◆ **Directions**
Within the records that follow, find every line containing the string "SUPPLY". Copy those lines.
===== Excerpted records =====
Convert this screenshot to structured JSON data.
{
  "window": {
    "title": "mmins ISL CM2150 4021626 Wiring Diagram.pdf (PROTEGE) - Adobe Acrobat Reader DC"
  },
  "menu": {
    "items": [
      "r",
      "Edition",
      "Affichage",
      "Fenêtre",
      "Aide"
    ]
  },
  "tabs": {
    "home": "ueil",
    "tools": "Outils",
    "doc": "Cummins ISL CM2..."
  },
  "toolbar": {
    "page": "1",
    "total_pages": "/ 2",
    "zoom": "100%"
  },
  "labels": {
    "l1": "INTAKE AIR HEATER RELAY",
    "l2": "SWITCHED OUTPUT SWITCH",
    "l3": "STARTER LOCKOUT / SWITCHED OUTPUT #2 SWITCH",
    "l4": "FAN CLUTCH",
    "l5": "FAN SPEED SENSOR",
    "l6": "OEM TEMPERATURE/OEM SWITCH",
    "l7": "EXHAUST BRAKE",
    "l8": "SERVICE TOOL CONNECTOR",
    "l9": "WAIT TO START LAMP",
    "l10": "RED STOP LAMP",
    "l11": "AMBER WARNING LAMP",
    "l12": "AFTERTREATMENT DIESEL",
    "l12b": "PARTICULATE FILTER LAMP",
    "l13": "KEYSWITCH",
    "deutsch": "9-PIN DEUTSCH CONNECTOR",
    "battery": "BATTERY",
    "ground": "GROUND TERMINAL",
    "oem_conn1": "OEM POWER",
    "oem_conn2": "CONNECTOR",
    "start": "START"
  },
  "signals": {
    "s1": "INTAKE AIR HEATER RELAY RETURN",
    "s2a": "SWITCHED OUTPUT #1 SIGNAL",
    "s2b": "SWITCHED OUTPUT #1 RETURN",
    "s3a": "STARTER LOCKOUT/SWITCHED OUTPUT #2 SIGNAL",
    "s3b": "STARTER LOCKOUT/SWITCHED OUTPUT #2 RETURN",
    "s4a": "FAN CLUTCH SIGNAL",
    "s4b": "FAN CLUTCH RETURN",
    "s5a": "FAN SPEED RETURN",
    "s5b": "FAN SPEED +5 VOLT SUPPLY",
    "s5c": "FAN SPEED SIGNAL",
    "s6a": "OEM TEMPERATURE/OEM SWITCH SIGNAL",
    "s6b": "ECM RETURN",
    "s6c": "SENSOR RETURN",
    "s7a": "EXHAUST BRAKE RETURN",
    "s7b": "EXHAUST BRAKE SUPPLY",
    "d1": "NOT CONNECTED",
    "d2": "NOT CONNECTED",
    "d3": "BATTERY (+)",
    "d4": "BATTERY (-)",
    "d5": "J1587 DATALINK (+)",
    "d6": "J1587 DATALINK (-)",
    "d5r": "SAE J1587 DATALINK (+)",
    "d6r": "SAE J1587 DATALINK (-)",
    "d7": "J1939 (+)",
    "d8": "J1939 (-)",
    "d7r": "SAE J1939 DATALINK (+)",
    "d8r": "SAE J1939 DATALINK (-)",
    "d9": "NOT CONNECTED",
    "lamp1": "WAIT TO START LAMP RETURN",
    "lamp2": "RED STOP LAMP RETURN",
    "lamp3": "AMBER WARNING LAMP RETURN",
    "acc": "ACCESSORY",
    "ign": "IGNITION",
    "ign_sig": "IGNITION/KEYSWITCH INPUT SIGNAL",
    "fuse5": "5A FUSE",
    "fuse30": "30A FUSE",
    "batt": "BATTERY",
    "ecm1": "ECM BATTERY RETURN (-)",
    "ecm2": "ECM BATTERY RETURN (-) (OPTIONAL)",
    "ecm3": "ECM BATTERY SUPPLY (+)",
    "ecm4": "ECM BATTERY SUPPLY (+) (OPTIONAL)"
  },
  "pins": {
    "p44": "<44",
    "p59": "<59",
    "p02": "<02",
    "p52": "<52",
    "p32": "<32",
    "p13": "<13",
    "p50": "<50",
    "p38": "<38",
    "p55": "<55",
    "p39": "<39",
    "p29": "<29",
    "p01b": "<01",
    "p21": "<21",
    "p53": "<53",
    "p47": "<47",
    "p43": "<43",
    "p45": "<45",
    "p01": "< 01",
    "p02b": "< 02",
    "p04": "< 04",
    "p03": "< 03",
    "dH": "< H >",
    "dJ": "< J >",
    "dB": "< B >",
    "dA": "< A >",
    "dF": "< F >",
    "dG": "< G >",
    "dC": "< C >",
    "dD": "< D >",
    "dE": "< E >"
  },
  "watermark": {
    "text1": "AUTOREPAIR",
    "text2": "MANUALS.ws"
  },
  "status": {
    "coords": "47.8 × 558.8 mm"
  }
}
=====
◆ **Output of the exercise**
    "s5b": "FAN SPEED +5 VOLT SUPPLY",
    "s7b": "EXHAUST BRAKE SUPPLY",
    "ecm3": "ECM BATTERY SUPPLY (+)",
    "ecm4": "ECM BATTERY SUPPLY (+) (OPTIONAL)"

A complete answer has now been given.